Nearby corn for March delivery fell 8 1/2 cents, or 1.2%, to $7.21 1/4 a bushel after reaching a fresh high of $7.35 at the Chicago Board of Trade. Corn for May delivery, the most-active contract, closed down 8 3/4 cents, or 1.2%, at $7.28, up 6 cents on the week.
Traders took money off the table ahead of the weekend but said they remained concerned about supplies, which are projected to come in at a 15-year low at the end of the crop's marketing year on Aug. 31. Corn futures have climbed recently to curb demand and entice farmers to expand plantings this spring to replenish supplies.
Strong demand raises concerns the U.S. Department of Agriculture may make further cuts to its supply forecast in a monthly crop report due next week, said Tim Hannagan, analyst for PFG Best, a brokerage in Chicago. The report, due Thursday, will contain fresh domestic supply and demand estimates and global production forecasts.

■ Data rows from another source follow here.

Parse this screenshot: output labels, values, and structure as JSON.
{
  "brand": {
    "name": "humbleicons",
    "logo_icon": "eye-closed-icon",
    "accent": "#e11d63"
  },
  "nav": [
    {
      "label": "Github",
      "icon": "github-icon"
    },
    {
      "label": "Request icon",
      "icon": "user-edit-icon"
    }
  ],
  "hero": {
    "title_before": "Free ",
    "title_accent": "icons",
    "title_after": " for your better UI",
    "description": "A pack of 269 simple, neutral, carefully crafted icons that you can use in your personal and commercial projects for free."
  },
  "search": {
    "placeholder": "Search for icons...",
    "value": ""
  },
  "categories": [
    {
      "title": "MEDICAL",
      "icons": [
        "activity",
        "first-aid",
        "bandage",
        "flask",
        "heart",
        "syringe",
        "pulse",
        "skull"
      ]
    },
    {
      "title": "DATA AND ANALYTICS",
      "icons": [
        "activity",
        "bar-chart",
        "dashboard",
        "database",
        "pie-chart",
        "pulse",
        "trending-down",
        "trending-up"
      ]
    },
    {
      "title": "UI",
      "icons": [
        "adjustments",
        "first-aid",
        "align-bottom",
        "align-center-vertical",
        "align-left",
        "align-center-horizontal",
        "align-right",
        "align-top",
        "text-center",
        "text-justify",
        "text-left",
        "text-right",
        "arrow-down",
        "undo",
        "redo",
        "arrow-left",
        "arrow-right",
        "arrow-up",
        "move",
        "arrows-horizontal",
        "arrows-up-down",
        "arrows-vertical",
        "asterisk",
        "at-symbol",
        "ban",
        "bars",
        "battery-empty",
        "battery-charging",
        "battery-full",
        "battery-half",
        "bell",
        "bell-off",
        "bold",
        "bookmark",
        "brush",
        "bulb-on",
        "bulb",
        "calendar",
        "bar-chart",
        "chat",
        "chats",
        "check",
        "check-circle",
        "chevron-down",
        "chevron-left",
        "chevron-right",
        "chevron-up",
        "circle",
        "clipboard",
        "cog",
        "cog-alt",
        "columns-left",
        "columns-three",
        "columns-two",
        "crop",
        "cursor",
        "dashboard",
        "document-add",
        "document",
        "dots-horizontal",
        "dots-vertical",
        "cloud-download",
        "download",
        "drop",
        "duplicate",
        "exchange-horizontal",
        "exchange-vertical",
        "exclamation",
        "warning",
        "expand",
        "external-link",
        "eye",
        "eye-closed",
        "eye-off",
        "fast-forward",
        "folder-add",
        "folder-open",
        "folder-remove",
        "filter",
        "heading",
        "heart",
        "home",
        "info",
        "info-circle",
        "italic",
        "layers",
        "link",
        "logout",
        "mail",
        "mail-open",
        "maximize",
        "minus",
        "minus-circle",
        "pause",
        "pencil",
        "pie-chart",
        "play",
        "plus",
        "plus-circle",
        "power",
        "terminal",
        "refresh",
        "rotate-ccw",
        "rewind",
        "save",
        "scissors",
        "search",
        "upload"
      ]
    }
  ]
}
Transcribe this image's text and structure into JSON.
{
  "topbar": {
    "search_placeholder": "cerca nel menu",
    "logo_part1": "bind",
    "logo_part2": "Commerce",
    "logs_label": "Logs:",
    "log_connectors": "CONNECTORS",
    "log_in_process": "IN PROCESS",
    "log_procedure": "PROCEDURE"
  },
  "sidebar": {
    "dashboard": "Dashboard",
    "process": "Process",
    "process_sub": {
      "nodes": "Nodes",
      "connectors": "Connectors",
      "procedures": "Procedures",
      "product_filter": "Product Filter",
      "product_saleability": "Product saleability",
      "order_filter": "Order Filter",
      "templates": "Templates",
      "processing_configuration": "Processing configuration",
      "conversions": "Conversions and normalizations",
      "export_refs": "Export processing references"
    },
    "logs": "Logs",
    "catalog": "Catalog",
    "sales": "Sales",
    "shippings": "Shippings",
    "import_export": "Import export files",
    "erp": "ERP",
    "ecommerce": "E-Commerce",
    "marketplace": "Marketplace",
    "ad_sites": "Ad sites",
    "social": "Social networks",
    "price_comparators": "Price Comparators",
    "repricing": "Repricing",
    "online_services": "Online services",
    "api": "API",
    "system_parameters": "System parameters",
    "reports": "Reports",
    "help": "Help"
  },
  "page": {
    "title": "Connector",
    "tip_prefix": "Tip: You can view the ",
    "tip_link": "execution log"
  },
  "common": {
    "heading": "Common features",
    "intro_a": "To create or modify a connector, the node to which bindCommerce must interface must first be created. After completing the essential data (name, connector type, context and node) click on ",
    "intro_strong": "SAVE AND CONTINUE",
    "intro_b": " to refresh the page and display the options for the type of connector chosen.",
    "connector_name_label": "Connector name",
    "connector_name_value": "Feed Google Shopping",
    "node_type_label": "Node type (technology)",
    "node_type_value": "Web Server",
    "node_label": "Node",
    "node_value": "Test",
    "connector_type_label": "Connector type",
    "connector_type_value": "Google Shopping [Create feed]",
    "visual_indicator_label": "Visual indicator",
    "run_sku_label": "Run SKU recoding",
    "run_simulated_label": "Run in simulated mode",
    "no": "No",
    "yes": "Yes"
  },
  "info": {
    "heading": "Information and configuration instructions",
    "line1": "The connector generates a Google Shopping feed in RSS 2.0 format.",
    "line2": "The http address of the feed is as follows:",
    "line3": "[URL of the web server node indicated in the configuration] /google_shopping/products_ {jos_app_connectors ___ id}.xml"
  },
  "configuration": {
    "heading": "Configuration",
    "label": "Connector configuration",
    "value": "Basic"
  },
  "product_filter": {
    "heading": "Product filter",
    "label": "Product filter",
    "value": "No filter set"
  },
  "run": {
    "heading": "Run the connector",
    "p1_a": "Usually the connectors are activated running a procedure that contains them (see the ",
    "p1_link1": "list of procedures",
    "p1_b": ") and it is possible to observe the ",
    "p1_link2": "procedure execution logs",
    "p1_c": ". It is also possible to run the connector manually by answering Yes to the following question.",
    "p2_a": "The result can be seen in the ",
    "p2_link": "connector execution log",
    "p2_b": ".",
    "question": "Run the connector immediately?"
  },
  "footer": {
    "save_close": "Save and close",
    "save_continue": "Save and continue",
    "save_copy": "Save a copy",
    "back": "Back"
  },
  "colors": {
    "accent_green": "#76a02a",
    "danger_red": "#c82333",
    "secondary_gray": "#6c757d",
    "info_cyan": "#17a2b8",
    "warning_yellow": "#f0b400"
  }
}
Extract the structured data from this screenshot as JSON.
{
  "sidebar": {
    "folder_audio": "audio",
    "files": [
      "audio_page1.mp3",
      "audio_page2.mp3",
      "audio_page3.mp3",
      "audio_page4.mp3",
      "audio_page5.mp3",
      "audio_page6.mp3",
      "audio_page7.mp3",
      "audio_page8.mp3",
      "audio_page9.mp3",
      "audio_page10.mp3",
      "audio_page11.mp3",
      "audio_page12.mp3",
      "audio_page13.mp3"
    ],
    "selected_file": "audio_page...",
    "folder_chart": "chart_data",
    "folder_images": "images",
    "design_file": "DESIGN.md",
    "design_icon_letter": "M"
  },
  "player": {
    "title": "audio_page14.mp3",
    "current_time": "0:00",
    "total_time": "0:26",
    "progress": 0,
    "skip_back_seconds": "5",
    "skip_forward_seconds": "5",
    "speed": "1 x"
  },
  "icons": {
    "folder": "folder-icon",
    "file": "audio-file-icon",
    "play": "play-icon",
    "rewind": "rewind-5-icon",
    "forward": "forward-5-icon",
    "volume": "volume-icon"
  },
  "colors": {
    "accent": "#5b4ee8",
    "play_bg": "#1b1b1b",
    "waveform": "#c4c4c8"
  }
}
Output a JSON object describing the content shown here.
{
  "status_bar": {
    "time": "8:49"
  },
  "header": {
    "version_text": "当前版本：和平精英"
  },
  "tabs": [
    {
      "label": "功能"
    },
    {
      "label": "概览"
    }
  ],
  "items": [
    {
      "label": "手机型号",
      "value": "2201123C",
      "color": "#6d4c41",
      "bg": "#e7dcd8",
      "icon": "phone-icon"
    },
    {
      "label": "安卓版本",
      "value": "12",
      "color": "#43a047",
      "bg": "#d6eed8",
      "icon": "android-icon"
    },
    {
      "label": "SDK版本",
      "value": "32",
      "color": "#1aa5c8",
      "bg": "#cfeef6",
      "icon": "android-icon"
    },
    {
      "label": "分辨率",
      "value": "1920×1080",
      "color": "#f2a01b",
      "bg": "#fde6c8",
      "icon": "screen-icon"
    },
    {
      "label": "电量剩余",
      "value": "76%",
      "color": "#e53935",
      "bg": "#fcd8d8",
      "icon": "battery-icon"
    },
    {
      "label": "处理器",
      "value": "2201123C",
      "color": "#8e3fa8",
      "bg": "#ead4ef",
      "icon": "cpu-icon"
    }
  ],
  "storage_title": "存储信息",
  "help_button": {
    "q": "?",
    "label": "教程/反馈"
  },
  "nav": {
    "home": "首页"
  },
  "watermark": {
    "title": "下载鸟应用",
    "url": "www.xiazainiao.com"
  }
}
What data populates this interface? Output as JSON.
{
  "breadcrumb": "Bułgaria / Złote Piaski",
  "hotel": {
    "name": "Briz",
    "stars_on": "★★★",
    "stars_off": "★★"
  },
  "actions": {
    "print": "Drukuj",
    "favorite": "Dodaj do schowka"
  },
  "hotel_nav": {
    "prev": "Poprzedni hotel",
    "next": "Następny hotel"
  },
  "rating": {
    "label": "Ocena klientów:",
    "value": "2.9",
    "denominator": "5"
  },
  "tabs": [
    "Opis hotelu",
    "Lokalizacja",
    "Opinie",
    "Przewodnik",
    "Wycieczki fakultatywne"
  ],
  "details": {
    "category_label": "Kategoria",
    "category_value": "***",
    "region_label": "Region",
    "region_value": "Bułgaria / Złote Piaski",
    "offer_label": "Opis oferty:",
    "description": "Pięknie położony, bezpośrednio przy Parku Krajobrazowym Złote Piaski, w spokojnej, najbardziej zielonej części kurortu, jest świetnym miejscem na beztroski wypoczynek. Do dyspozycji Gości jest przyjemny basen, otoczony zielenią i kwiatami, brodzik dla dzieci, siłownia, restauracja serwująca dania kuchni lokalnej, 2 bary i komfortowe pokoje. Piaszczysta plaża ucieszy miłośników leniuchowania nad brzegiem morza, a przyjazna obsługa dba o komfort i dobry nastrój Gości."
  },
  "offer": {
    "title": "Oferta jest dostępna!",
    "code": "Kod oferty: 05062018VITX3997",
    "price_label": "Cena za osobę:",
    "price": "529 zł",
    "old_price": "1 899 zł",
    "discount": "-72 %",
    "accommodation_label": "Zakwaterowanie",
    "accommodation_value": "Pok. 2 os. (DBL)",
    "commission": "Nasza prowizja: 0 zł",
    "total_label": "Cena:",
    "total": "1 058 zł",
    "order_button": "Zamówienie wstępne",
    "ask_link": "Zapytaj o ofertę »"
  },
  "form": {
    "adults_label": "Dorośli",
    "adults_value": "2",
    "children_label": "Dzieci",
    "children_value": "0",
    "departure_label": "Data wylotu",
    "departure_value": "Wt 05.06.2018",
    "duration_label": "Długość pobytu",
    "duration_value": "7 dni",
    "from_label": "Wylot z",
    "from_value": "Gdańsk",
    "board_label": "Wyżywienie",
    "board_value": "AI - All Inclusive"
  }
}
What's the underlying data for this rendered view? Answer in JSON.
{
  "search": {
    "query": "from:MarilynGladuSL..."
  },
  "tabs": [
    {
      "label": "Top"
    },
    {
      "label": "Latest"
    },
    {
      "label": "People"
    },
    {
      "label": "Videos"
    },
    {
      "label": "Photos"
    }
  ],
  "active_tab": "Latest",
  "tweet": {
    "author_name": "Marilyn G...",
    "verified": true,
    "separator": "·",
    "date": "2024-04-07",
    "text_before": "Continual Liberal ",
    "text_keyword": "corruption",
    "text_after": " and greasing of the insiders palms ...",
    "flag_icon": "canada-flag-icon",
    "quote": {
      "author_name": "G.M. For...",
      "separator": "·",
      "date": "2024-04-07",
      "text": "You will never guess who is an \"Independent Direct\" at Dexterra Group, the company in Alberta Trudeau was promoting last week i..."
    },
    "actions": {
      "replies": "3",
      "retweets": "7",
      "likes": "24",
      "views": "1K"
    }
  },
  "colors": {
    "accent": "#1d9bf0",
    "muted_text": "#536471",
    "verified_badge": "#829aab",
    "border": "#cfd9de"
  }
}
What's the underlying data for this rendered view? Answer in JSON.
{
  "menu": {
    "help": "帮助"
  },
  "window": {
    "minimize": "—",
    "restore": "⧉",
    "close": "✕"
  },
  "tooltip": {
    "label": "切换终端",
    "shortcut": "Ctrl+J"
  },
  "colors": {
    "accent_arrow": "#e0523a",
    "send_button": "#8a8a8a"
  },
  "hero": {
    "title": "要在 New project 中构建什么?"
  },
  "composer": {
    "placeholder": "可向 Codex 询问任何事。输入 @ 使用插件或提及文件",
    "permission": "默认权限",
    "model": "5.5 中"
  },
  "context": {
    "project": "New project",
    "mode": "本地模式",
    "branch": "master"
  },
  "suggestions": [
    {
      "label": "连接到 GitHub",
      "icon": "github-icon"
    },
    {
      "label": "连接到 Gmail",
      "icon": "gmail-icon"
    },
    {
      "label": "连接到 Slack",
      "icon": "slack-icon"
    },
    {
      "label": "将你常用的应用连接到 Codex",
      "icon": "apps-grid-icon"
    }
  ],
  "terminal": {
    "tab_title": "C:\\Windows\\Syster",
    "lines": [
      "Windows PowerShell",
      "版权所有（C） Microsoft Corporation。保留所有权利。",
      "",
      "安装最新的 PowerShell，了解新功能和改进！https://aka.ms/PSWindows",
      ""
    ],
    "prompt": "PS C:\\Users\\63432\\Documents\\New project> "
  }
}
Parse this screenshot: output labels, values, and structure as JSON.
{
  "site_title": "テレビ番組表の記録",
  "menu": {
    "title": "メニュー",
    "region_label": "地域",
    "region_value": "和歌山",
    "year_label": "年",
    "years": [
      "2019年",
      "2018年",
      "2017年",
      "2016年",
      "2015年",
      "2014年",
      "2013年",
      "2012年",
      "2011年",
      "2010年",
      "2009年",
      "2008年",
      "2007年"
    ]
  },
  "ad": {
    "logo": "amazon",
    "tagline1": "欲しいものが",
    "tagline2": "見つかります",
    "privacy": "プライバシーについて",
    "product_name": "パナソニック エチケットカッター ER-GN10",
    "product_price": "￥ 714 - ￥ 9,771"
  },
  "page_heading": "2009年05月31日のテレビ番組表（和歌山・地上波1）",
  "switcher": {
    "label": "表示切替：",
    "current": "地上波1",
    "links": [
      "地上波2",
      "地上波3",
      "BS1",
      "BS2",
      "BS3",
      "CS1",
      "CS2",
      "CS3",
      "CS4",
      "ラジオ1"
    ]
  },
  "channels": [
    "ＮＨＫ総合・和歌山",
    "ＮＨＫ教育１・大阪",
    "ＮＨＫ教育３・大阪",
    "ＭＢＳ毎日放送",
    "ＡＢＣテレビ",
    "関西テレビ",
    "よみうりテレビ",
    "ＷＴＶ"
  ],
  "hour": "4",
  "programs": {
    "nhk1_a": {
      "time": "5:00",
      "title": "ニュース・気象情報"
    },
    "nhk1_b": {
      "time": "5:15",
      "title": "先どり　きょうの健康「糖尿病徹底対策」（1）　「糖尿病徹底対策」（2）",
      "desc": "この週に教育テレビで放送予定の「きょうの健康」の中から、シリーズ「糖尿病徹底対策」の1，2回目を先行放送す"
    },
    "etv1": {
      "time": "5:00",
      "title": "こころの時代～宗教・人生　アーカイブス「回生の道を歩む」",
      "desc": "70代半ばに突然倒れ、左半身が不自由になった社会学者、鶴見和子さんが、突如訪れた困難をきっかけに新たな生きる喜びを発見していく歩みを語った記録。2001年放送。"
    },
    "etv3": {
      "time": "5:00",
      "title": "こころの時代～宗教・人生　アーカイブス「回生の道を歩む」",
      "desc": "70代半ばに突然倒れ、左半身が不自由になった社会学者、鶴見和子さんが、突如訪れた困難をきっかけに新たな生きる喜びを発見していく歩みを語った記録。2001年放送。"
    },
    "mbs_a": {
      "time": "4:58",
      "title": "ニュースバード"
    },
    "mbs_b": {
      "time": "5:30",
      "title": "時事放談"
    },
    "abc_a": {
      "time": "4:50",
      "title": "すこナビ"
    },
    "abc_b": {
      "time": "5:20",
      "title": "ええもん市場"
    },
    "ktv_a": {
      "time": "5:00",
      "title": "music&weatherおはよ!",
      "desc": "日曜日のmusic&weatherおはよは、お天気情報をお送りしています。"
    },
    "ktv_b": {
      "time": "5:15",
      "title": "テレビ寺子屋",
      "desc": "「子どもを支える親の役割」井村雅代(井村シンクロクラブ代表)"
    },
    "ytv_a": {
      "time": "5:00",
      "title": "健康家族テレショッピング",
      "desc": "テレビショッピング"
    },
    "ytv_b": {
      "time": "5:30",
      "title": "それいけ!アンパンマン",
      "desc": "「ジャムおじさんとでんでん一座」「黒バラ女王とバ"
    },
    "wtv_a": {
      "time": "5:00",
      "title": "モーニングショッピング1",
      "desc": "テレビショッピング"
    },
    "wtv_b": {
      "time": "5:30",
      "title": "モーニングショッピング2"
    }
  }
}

"Since each week in February saw a 1 million metric ton plus export number, it leaves fear in the markets," Hannagan said.
Yet, the slow pace of shipments could prevent the government from increasing the export forecast. Foreign countries have inked deals to buy grain but it hasn't all been shipped, leaving open the possibility for cancellations of previous purchases.
"Shipment paces remain a bit of a concern in wheat and corn, but the recent strength in export sales likely means that they won't change their forecasts for either of crops at this time," said Jerry Gidel, analyst for North America Risk Management Service in Chicago.
The USDA will issue another, more-anticipated crop report March 31 that will project how much corn farmers will plant this spring. It will issue estimates for quarterly grain inventories the same day.
In other markets, ethanol futures pulled back with corn, with the May contract dropping 0.8 cent, or 0.3%, to $2.605 per gallon at the CBOT. Oats for May delivery fell 4 cents, or 1%, to $3.90 a bushel.